• Given records
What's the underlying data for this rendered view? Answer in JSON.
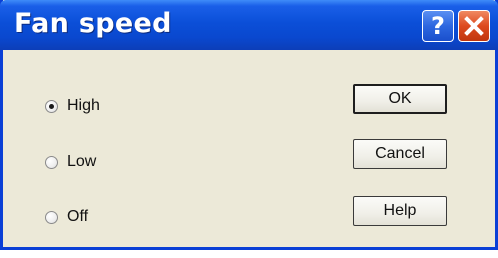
{
  "window": {
    "title": "Fan speed",
    "help_button_glyph": "?",
    "close_button_icon": "close-x-icon"
  },
  "options": {
    "items": [
      {
        "label": "High",
        "checked": true
      },
      {
        "label": "Low",
        "checked": false
      },
      {
        "label": "Off",
        "checked": false
      }
    ]
  },
  "buttons": {
    "ok": "OK",
    "cancel": "Cancel",
    "help": "Help"
  },
  "colors": {
    "titlebar": "#0b4fd8",
    "dialog_background": "#ece9d8",
    "close_button": "#dd4a1e"
  }
}
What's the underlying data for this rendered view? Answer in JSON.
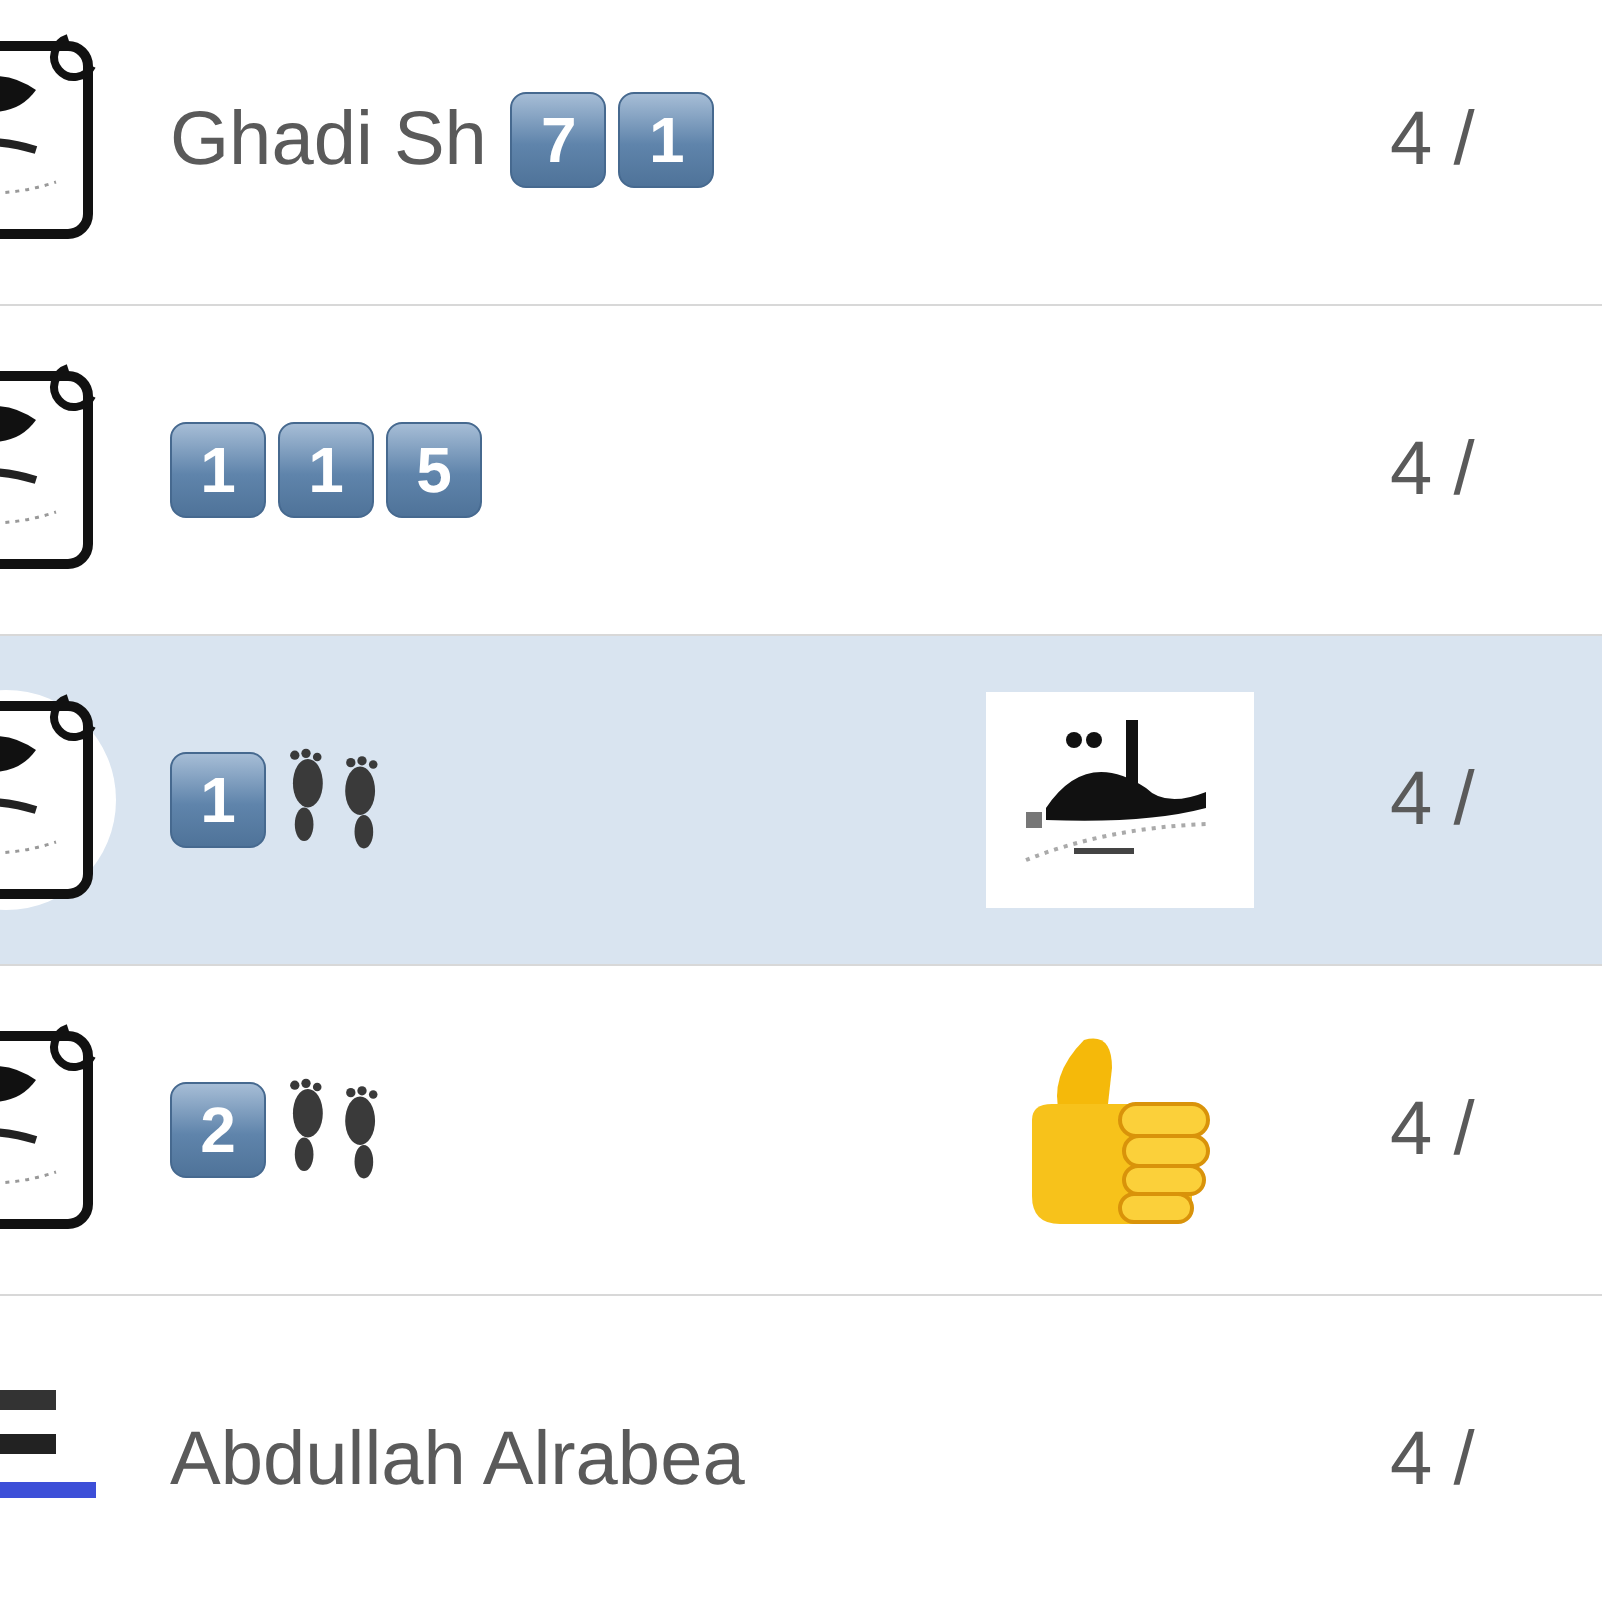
{
  "chats": [
    {
      "avatar": {
        "kind": "picture"
      },
      "name_parts": [
        {
          "kind": "text",
          "text": "Ghadi Sh"
        },
        {
          "kind": "keycap",
          "text": "7"
        },
        {
          "kind": "keycap",
          "text": "1"
        }
      ],
      "selected": false,
      "time": "4 /"
    },
    {
      "avatar": {
        "kind": "picture"
      },
      "name_parts": [
        {
          "kind": "keycap",
          "text": "1"
        },
        {
          "kind": "keycap",
          "text": "1"
        },
        {
          "kind": "keycap",
          "text": "5"
        }
      ],
      "selected": false,
      "time": "4 /"
    },
    {
      "avatar": {
        "kind": "picture"
      },
      "name_parts": [
        {
          "kind": "keycap",
          "text": "1"
        },
        {
          "kind": "footprints"
        }
      ],
      "attachment": {
        "kind": "picture"
      },
      "selected": true,
      "time": "4 /"
    },
    {
      "avatar": {
        "kind": "picture"
      },
      "name_parts": [
        {
          "kind": "keycap",
          "text": "2"
        },
        {
          "kind": "footprints"
        }
      ],
      "attachment": {
        "kind": "thumbs_up"
      },
      "selected": false,
      "time": "4 /"
    },
    {
      "avatar": {
        "kind": "picture"
      },
      "name_parts": [
        {
          "kind": "text",
          "text": "Abdullah Alrabea"
        }
      ],
      "selected": false,
      "time": "4 /"
    }
  ]
}
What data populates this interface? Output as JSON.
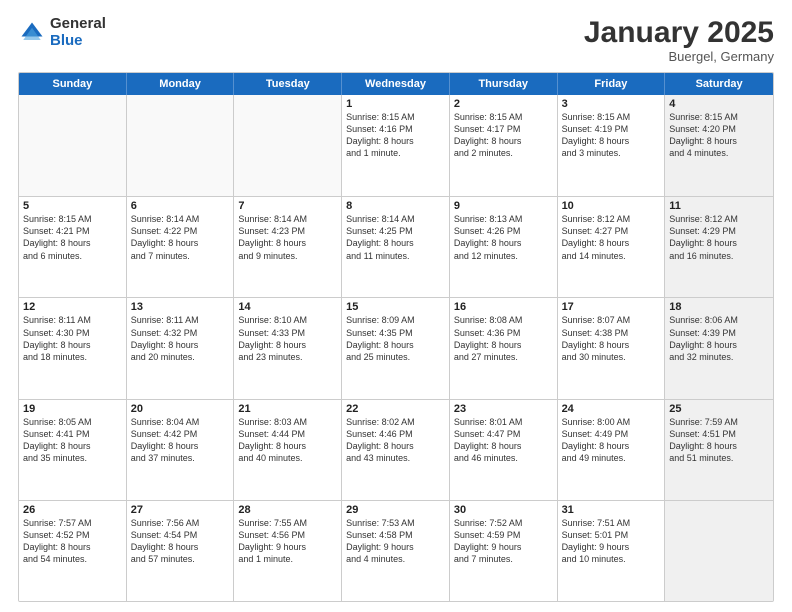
{
  "header": {
    "logo_general": "General",
    "logo_blue": "Blue",
    "month_title": "January 2025",
    "location": "Buergel, Germany"
  },
  "days_of_week": [
    "Sunday",
    "Monday",
    "Tuesday",
    "Wednesday",
    "Thursday",
    "Friday",
    "Saturday"
  ],
  "weeks": [
    [
      {
        "day": "",
        "info": "",
        "empty": true
      },
      {
        "day": "",
        "info": "",
        "empty": true
      },
      {
        "day": "",
        "info": "",
        "empty": true
      },
      {
        "day": "1",
        "info": "Sunrise: 8:15 AM\nSunset: 4:16 PM\nDaylight: 8 hours\nand 1 minute."
      },
      {
        "day": "2",
        "info": "Sunrise: 8:15 AM\nSunset: 4:17 PM\nDaylight: 8 hours\nand 2 minutes."
      },
      {
        "day": "3",
        "info": "Sunrise: 8:15 AM\nSunset: 4:19 PM\nDaylight: 8 hours\nand 3 minutes."
      },
      {
        "day": "4",
        "info": "Sunrise: 8:15 AM\nSunset: 4:20 PM\nDaylight: 8 hours\nand 4 minutes.",
        "shaded": true
      }
    ],
    [
      {
        "day": "5",
        "info": "Sunrise: 8:15 AM\nSunset: 4:21 PM\nDaylight: 8 hours\nand 6 minutes."
      },
      {
        "day": "6",
        "info": "Sunrise: 8:14 AM\nSunset: 4:22 PM\nDaylight: 8 hours\nand 7 minutes."
      },
      {
        "day": "7",
        "info": "Sunrise: 8:14 AM\nSunset: 4:23 PM\nDaylight: 8 hours\nand 9 minutes."
      },
      {
        "day": "8",
        "info": "Sunrise: 8:14 AM\nSunset: 4:25 PM\nDaylight: 8 hours\nand 11 minutes."
      },
      {
        "day": "9",
        "info": "Sunrise: 8:13 AM\nSunset: 4:26 PM\nDaylight: 8 hours\nand 12 minutes."
      },
      {
        "day": "10",
        "info": "Sunrise: 8:12 AM\nSunset: 4:27 PM\nDaylight: 8 hours\nand 14 minutes."
      },
      {
        "day": "11",
        "info": "Sunrise: 8:12 AM\nSunset: 4:29 PM\nDaylight: 8 hours\nand 16 minutes.",
        "shaded": true
      }
    ],
    [
      {
        "day": "12",
        "info": "Sunrise: 8:11 AM\nSunset: 4:30 PM\nDaylight: 8 hours\nand 18 minutes."
      },
      {
        "day": "13",
        "info": "Sunrise: 8:11 AM\nSunset: 4:32 PM\nDaylight: 8 hours\nand 20 minutes."
      },
      {
        "day": "14",
        "info": "Sunrise: 8:10 AM\nSunset: 4:33 PM\nDaylight: 8 hours\nand 23 minutes."
      },
      {
        "day": "15",
        "info": "Sunrise: 8:09 AM\nSunset: 4:35 PM\nDaylight: 8 hours\nand 25 minutes."
      },
      {
        "day": "16",
        "info": "Sunrise: 8:08 AM\nSunset: 4:36 PM\nDaylight: 8 hours\nand 27 minutes."
      },
      {
        "day": "17",
        "info": "Sunrise: 8:07 AM\nSunset: 4:38 PM\nDaylight: 8 hours\nand 30 minutes."
      },
      {
        "day": "18",
        "info": "Sunrise: 8:06 AM\nSunset: 4:39 PM\nDaylight: 8 hours\nand 32 minutes.",
        "shaded": true
      }
    ],
    [
      {
        "day": "19",
        "info": "Sunrise: 8:05 AM\nSunset: 4:41 PM\nDaylight: 8 hours\nand 35 minutes."
      },
      {
        "day": "20",
        "info": "Sunrise: 8:04 AM\nSunset: 4:42 PM\nDaylight: 8 hours\nand 37 minutes."
      },
      {
        "day": "21",
        "info": "Sunrise: 8:03 AM\nSunset: 4:44 PM\nDaylight: 8 hours\nand 40 minutes."
      },
      {
        "day": "22",
        "info": "Sunrise: 8:02 AM\nSunset: 4:46 PM\nDaylight: 8 hours\nand 43 minutes."
      },
      {
        "day": "23",
        "info": "Sunrise: 8:01 AM\nSunset: 4:47 PM\nDaylight: 8 hours\nand 46 minutes."
      },
      {
        "day": "24",
        "info": "Sunrise: 8:00 AM\nSunset: 4:49 PM\nDaylight: 8 hours\nand 49 minutes."
      },
      {
        "day": "25",
        "info": "Sunrise: 7:59 AM\nSunset: 4:51 PM\nDaylight: 8 hours\nand 51 minutes.",
        "shaded": true
      }
    ],
    [
      {
        "day": "26",
        "info": "Sunrise: 7:57 AM\nSunset: 4:52 PM\nDaylight: 8 hours\nand 54 minutes."
      },
      {
        "day": "27",
        "info": "Sunrise: 7:56 AM\nSunset: 4:54 PM\nDaylight: 8 hours\nand 57 minutes."
      },
      {
        "day": "28",
        "info": "Sunrise: 7:55 AM\nSunset: 4:56 PM\nDaylight: 9 hours\nand 1 minute."
      },
      {
        "day": "29",
        "info": "Sunrise: 7:53 AM\nSunset: 4:58 PM\nDaylight: 9 hours\nand 4 minutes."
      },
      {
        "day": "30",
        "info": "Sunrise: 7:52 AM\nSunset: 4:59 PM\nDaylight: 9 hours\nand 7 minutes."
      },
      {
        "day": "31",
        "info": "Sunrise: 7:51 AM\nSunset: 5:01 PM\nDaylight: 9 hours\nand 10 minutes."
      },
      {
        "day": "",
        "info": "",
        "empty": true,
        "shaded": true
      }
    ]
  ]
}
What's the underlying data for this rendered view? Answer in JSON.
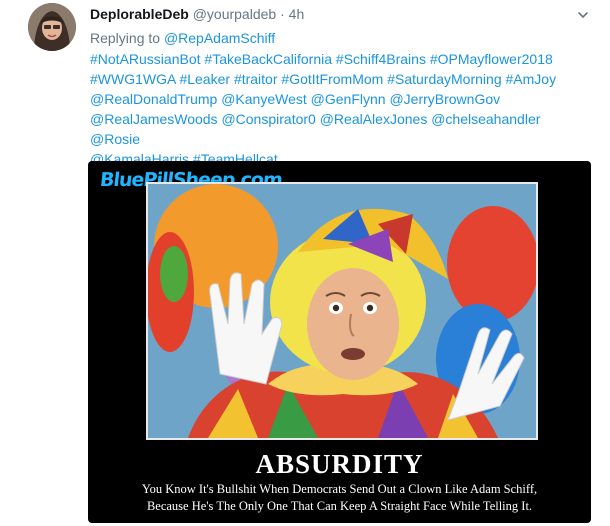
{
  "tweet": {
    "display_name": "DeplorableDeb",
    "handle": "@yourpaldeb",
    "separator": "·",
    "time": "4h",
    "caret_icon": "chevron-down-icon",
    "replying_prefix": "Replying to",
    "replying_to": "@RepAdamSchiff",
    "lines": [
      [
        {
          "t": "#NotARussianBot",
          "k": "hash"
        },
        {
          "t": "#TakeBackCalifornia",
          "k": "hash"
        },
        {
          "t": "#Schiff4Brains",
          "k": "hash"
        },
        {
          "t": "#OPMayflower2018",
          "k": "hash"
        }
      ],
      [
        {
          "t": "#WWG1WGA",
          "k": "hash"
        },
        {
          "t": "#Leaker",
          "k": "hash"
        },
        {
          "t": "#traitor",
          "k": "hash"
        },
        {
          "t": "#GotItFromMom",
          "k": "hash"
        },
        {
          "t": "#SaturdayMorning",
          "k": "hash"
        },
        {
          "t": "#AmJoy",
          "k": "hash"
        }
      ],
      [
        {
          "t": "@RealDonaldTrump",
          "k": "mention"
        },
        {
          "t": "@KanyeWest",
          "k": "mention"
        },
        {
          "t": "@GenFlynn",
          "k": "mention"
        },
        {
          "t": "@JerryBrownGov",
          "k": "mention"
        }
      ],
      [
        {
          "t": "@RealJamesWoods",
          "k": "mention"
        },
        {
          "t": "@Conspirator0",
          "k": "mention"
        },
        {
          "t": "@RealAlexJones",
          "k": "mention"
        },
        {
          "t": "@chelseahandler",
          "k": "mention"
        },
        {
          "t": "@Rosie",
          "k": "mention"
        }
      ],
      [
        {
          "t": "@KamalaHarris",
          "k": "mention"
        },
        {
          "t": "#TeamHellcat",
          "k": "hash"
        }
      ]
    ]
  },
  "media": {
    "site_label": "BluePillSheep.com",
    "poster_title": "ABSURDITY",
    "caption_line1": "You Know It's Bullshit When Democrats Send Out a Clown Like Adam Schiff,",
    "caption_line2": "Because He's The Only One That Can Keep A Straight Face While Telling It."
  },
  "colors": {
    "link": "#1b95e0",
    "muted": "#657786",
    "text": "#14171a",
    "site_label": "#1fb6ff"
  }
}
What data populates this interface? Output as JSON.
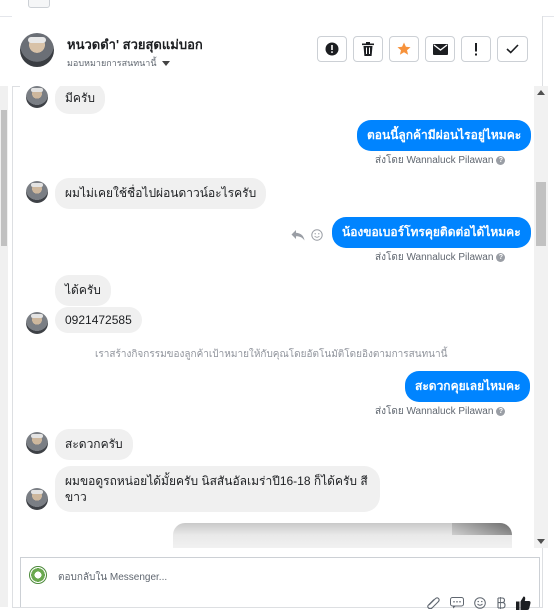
{
  "header": {
    "name": "หนวดดำ' สวยสุดแม่บอก",
    "assign_label": "มอบหมายการสนทนานี้",
    "buttons": [
      {
        "name": "spam-button",
        "icon": "alert-circle-icon"
      },
      {
        "name": "delete-button",
        "icon": "trash-icon"
      },
      {
        "name": "star-button",
        "icon": "star-icon"
      },
      {
        "name": "mark-unread-button",
        "icon": "envelope-icon"
      },
      {
        "name": "follow-up-button",
        "icon": "exclamation-icon"
      },
      {
        "name": "done-button",
        "icon": "check-icon"
      }
    ]
  },
  "messages": {
    "m1": "มีครับ",
    "m2": "ตอนนี้ลูกค้ามีผ่อนไรอยู่ไหมคะ",
    "m2_sent": "ส่งโดย Wannaluck Pilawan",
    "m3": "ผมไม่เคยใช้ชื่อไปผ่อนดาวน์อะไรครับ",
    "m4": "น้องขอเบอร์โทรคุยติดต่อได้ไหมคะ",
    "m4_sent": "ส่งโดย Wannaluck Pilawan",
    "m5": "ได้ครับ",
    "m6": "0921472585",
    "system": "เราสร้างกิจกรรมของลูกค้าเป้าหมายให้กับคุณโดยอัตโนมัติโดยอิงตามการสนทนานี้",
    "m7": "สะดวกคุยเลยไหมคะ",
    "m7_sent": "ส่งโดย Wannaluck Pilawan",
    "m8": "สะดวกครับ",
    "m9_line1": "ผมขอดูรถหน่อยได้มั้ยครับ นิสสันอัลเมร่าปี16-18 ก็ได้ครับ สี",
    "m9_line2": "ขาว"
  },
  "composer": {
    "placeholder": "ตอบกลับใน Messenger..."
  },
  "colors": {
    "outgoing_bubble": "#0084ff",
    "incoming_bubble": "#f0f0f0",
    "star": "#f7923b"
  }
}
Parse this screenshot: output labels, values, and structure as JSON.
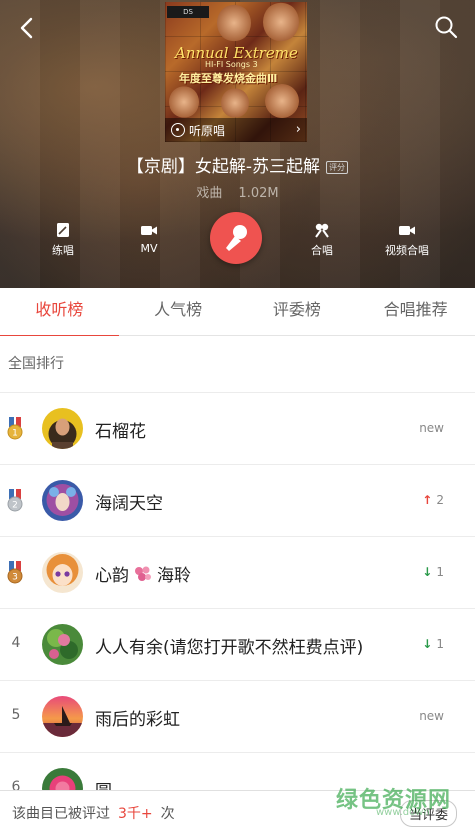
{
  "header": {
    "cover": {
      "logo_text": "DS",
      "title_en": "Annual Extreme",
      "subtitle_en": "HI-FI Songs 3",
      "title_cn": "年度至尊发烧金曲Ⅲ",
      "listen_original_label": "听原唱"
    },
    "song_title": "【京剧】女起解-苏三起解",
    "song_tag": "评分",
    "genre": "戏曲",
    "file_size": "1.02M",
    "actions": {
      "practice": "练唱",
      "mv": "MV",
      "chorus": "合唱",
      "video_chorus": "视频合唱"
    }
  },
  "tabs": [
    {
      "label": "收听榜",
      "active": true
    },
    {
      "label": "人气榜",
      "active": false
    },
    {
      "label": "评委榜",
      "active": false
    },
    {
      "label": "合唱推荐",
      "active": false
    }
  ],
  "ranking": {
    "section_title": "全国排行",
    "rows": [
      {
        "rank": "1",
        "name": "石榴花",
        "trend": "new",
        "trend_dir": "new",
        "medal": "gold"
      },
      {
        "rank": "2",
        "name": "海阔天空",
        "trend": "2",
        "trend_dir": "up",
        "medal": "silver"
      },
      {
        "rank": "3",
        "name_a": "心韵",
        "name_b": "海聆",
        "trend": "1",
        "trend_dir": "down",
        "medal": "bronze"
      },
      {
        "rank": "4",
        "name": "人人有余(请您打开歌不然枉费点评)",
        "trend": "1",
        "trend_dir": "down"
      },
      {
        "rank": "5",
        "name": "雨后的彩虹",
        "trend": "new",
        "trend_dir": "new"
      },
      {
        "rank": "6",
        "name": "圆",
        "trend": "",
        "trend_dir": "none"
      }
    ]
  },
  "footer": {
    "text_before": "该曲目已被评过",
    "count": "3千+",
    "text_after": "次",
    "judge_button": "当评委"
  },
  "watermark": {
    "main": "绿色资源网",
    "sub": "www.down"
  },
  "colors": {
    "accent": "#e8463c",
    "mic_button": "#ef5350",
    "trend_down": "#2a9a4a"
  }
}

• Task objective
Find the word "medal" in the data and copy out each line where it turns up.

• Reply to the exercise
        "medal": "gold"
        "medal": "silver"
        "medal": "bronze"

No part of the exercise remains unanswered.